A new survey suggests that many employees give their company’s yearly open enrollment process low marks. The survey, by HR software company Namely, found that more than a third of surveyed employees gave their company a “C” grade or worse when it comes to open enrollment.
According to the survey results, the biggest causes of open enrollment frustration are 1) constant changes in plans, 2) open enrollment information that is hard to understand, and 3) a rushed process.
"These survey results underline the urgency for HR departments to invest in a better open enrollment experience,” says Matthew Monahan, VP of benefits for Namely. “Employees want great benefits choices, ample time to make their selections, and a knowledgeable HR representative.”
The survey provided several interesting insights into how employees view their companies’ open enrollment period. For instance, it found that many employees do not see company HR reps as their first choice to talk to about open enrollment decisions. “Only 1 in 5 employees say they consult their HR representative. Instead, they turn to coworkers and family members to help make plan selections,” the report said.
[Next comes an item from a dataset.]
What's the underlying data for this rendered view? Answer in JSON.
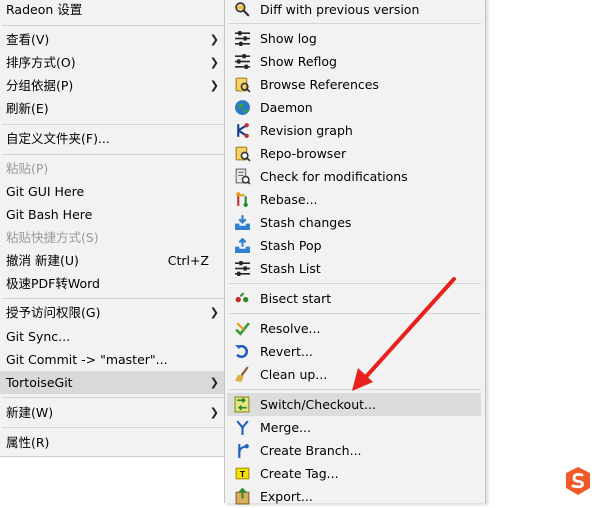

According to Monahan, it makes sense that workers talk to those close to them when considering health insurance options. “It’s no surprise that family members top the list, since employees must select benefits that work for their whole family, and may be comparing plan options to those of a spouse,” he says. “The eagerness to consult co-workers suggest that there’s also social proof at play—employees may assume that their peers’ selections are a good fit for themselves as well.”
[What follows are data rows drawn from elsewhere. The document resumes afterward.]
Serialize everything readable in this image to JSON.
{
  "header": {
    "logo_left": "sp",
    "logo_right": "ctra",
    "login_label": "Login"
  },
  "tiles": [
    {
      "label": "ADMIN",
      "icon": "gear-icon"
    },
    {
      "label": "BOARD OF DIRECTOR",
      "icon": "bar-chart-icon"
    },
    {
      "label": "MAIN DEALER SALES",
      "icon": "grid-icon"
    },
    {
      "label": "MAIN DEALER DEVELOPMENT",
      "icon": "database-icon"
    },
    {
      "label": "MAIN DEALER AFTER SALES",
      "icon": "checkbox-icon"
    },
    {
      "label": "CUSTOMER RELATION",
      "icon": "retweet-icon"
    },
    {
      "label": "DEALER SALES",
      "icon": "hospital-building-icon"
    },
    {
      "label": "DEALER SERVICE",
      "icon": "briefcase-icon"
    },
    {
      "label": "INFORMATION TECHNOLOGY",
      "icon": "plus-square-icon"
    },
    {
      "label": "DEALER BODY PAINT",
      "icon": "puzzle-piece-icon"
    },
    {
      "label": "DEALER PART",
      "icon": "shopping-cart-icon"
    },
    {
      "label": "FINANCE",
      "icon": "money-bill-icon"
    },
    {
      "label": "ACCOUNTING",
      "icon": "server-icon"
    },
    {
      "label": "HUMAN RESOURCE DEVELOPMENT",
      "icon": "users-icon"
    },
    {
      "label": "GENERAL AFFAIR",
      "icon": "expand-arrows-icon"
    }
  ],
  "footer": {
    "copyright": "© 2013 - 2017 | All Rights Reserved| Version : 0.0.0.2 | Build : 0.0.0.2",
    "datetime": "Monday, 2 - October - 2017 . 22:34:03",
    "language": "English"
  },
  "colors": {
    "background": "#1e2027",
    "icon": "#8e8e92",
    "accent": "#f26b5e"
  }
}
But he added that HR departments can build trust by improving communication about insurance options, including “town hall”-style meetings to discuss plans, and by making sure that employees know that HR personnel are available for consultation.
In addition, the survey findings suggest that employees are much more interested in good health insurance than company perks. The report says, “72 percent of employees are willing to give up perks in exchange for better health care benefits.”
The study also finds that employees lack understanding of how much their company is contributing to their insurance costs. “Employees vastly underestimate how much employers spend on health care,” the study says. “Fifty-three percent of employees think their employer spends under $5,000 on their health care benefits annually—where the average per-employee spend in 2016 was $8,669.”
Monahan suggests that companies take steps to remind workers of employer contributions in all benefit communications. “You can share that information in-person (during company-wide meetings) and in all written collateral,” he says.
Finally, Monahan says the issue of employees feeling rushed during open enrollment is something employers can easily address. He suggests providing a full month for the process. “Employees were quite clear that ample time is something they want during the open enrollment process,” he says. “Our data shows that employers typically give employees 19 days, or just shy of three weeks. Current trends are not far off, but adding in that extra week could go a long way in helping employees make the best possible decisions.”